- **What the task asks**
A verbatim copy of the listing is needed; pictures are to be left out.

- **Records provided**
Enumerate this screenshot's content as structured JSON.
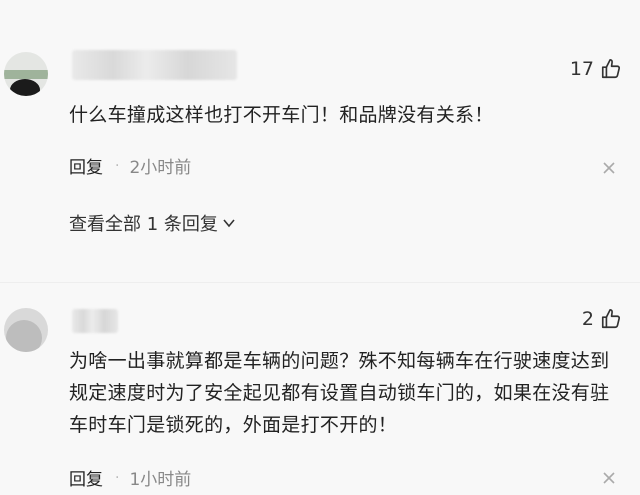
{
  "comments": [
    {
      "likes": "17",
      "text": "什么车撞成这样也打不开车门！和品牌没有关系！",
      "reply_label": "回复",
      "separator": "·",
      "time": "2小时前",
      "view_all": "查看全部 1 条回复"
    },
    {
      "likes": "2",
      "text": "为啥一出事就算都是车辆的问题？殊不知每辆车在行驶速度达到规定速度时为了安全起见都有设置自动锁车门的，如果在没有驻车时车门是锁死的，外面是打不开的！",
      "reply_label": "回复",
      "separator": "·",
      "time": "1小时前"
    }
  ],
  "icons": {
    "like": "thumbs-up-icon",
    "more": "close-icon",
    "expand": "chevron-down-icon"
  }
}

- **Completed exercise**
Enumerate this screenshot's content as structured JSON.
{
  "comments": [
    {
      "likes": "17",
      "text": "什么车撞成这样也打不开车门！和品牌没有关系！",
      "reply_label": "回复",
      "separator": "·",
      "time": "2小时前",
      "view_all": "查看全部 1 条回复"
    },
    {
      "likes": "2",
      "text": "为啥一出事就算都是车辆的问题？殊不知每辆车在行驶速度达到规定速度时为了安全起见都有设置自动锁车门的，如果在没有驻车时车门是锁死的，外面是打不开的！",
      "reply_label": "回复",
      "separator": "·",
      "time": "1小时前"
    }
  ],
  "icons": {
    "like": "thumbs-up-icon",
    "more": "close-icon",
    "expand": "chevron-down-icon"
  }
}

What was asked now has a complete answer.